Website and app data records

·····

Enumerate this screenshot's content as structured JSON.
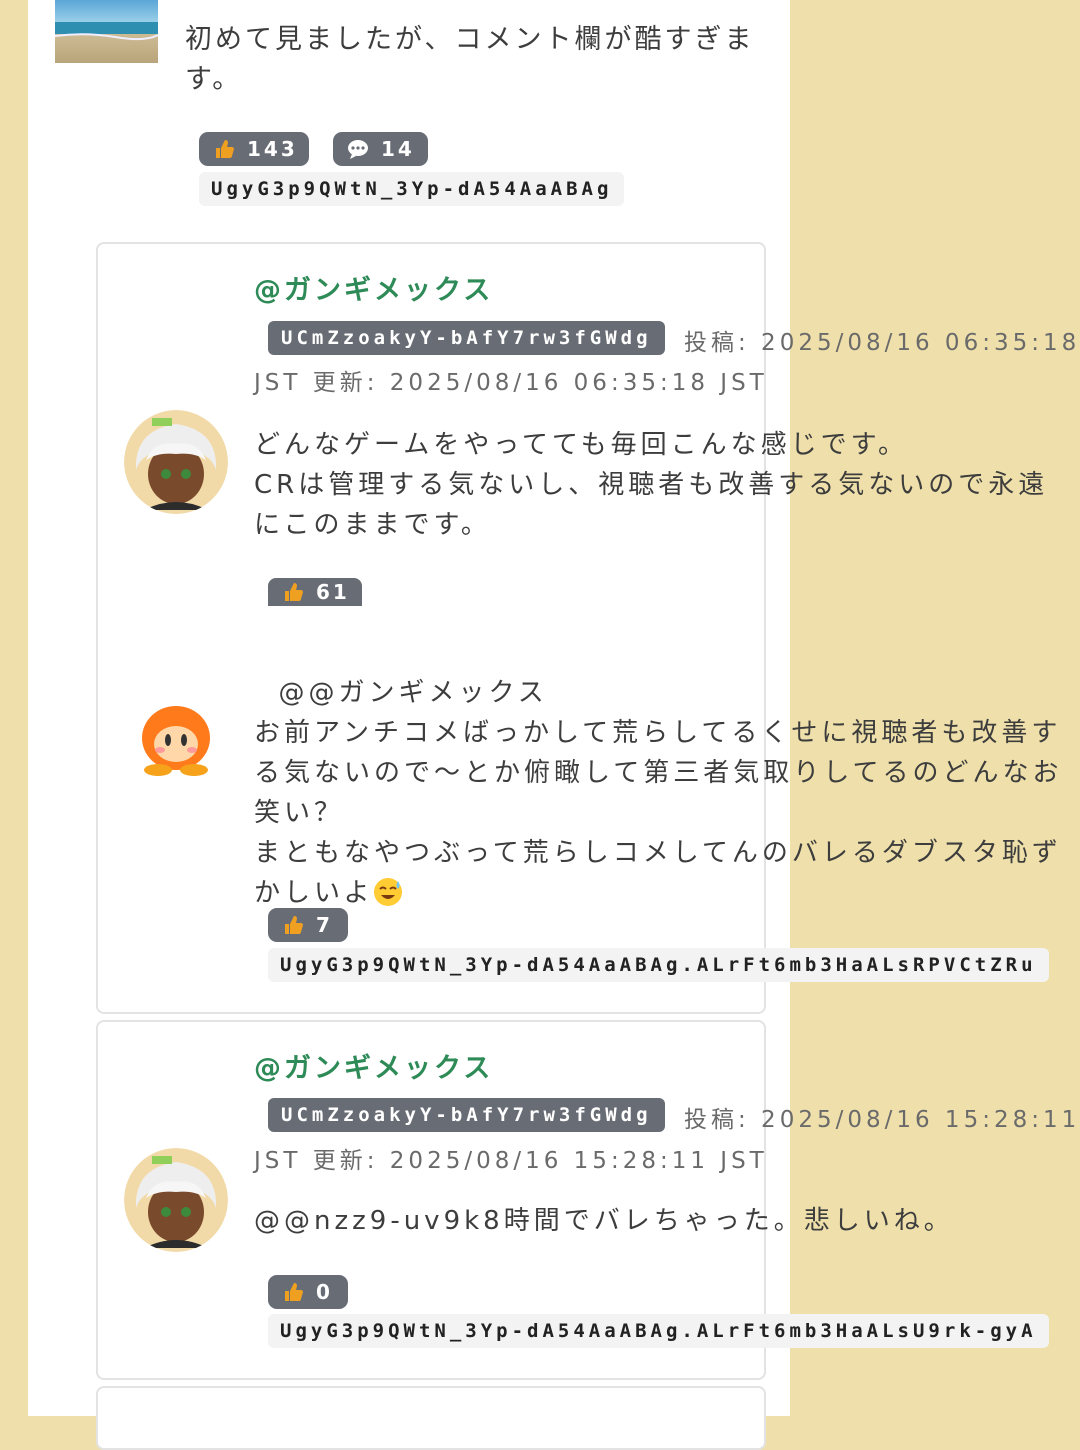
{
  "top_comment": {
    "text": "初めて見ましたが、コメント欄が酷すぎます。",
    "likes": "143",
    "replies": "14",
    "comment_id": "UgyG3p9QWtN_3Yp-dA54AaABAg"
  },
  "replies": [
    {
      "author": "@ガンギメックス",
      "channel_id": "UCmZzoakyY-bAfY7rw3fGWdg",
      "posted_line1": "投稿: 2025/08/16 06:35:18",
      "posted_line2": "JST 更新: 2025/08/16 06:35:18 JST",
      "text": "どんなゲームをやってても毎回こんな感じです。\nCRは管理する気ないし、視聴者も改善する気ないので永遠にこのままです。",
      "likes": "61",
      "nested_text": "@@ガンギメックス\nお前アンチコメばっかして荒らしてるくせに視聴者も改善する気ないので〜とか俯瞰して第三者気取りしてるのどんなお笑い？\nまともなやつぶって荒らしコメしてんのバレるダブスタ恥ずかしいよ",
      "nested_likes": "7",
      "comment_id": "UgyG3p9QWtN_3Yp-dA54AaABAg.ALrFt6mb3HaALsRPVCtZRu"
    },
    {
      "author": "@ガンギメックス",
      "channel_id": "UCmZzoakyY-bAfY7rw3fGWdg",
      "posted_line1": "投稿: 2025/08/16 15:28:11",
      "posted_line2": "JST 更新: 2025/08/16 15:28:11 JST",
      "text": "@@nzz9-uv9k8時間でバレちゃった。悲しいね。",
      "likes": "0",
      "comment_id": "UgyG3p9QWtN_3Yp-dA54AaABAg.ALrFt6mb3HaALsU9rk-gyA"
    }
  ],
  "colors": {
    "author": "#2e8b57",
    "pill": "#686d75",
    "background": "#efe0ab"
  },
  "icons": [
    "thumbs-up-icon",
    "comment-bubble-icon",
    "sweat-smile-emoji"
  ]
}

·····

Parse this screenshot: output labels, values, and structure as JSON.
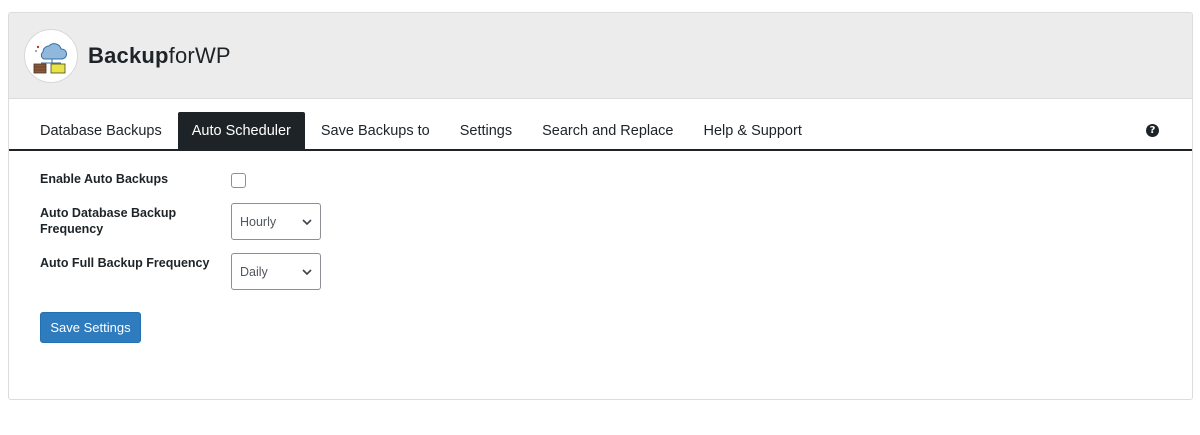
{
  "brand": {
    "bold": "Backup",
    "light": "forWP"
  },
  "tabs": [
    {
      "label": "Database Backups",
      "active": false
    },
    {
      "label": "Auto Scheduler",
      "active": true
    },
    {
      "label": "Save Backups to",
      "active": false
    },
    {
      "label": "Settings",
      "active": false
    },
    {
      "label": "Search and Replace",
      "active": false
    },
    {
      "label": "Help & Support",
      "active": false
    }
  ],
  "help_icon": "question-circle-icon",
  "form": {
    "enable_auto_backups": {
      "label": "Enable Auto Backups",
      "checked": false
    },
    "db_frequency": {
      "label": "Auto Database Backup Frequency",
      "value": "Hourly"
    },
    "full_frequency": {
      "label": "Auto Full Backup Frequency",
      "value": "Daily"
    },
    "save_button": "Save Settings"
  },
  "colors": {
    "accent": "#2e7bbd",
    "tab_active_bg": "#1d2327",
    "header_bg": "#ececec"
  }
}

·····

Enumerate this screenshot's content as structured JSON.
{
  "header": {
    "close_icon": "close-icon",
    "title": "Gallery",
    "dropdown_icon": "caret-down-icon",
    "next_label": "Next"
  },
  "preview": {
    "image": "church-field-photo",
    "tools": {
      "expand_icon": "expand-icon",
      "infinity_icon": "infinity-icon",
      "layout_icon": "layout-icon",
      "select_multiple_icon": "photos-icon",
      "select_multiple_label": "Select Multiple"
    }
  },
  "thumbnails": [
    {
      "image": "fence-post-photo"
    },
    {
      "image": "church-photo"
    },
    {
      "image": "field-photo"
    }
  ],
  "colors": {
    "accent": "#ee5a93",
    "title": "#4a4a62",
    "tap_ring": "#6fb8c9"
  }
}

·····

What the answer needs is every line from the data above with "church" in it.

Exercise answer
    "image": "church-field-photo",
      "image": "church-photo"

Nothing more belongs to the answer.